The suspension of private bus services by the LTA from dormitories to Little India is ineffective as workers can still take public transport to the area. It may just end up causing further strain to the system. This measure also unfairly targets the majority of foreign workers who frequent it. We are also concerned about the loss of income for the local and migrant bus drivers who operate these private buses.
An increase in surveillance of the community, if not handled sensitively, may lead to further tensions between workers and the auxillary police who patrol Little India. Complaints have been received by migrant worker groups that some officers are rude and disrespectful, with migrant workers sometimes scolded, chased away or fined large sums of money for minor infringements without adequate warning or evidence.
Prime Minister Lee Hsien Loong’s remark to speed up the construction of dormitories underlies the failure of our immigration policy: sufficient decent accommodation should have been ensured before allowing large numbers of migrant workers in the country. Our failure to do so has led to many of them enduring sub standard living conditions, which migrant rights groups have highlighted on many occasions.

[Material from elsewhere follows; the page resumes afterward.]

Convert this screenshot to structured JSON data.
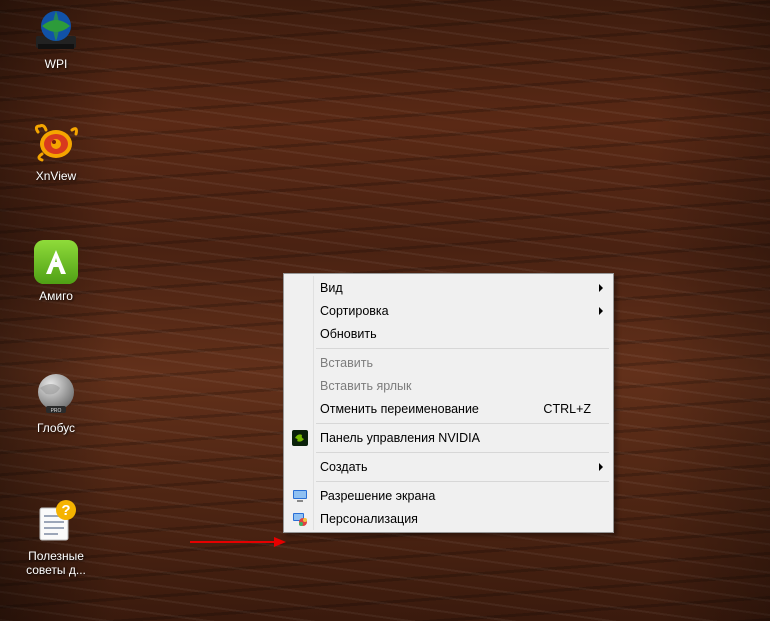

Even though the Ministry of Manpower dealt with 3700 complaints this year, it has to be noted that the number of complaints is not indicative of whether workers in Singapore are exploited or not. Many workers choose to work and live under oppressive conditions for fear of losing their jobs should they report to the authorities. For migrant workers, this is exacerbated by huge recruitment debts and the inflexible work pass system which disallows them from switching jobs.
Last Sunday’s riot has also led to discussions on the exploitation of migrant workers in Singapore. We urge the government to review its policies on immigration and migrant labour and address the systemic discrimination and abuse of these workers.
Categories: Little India Riot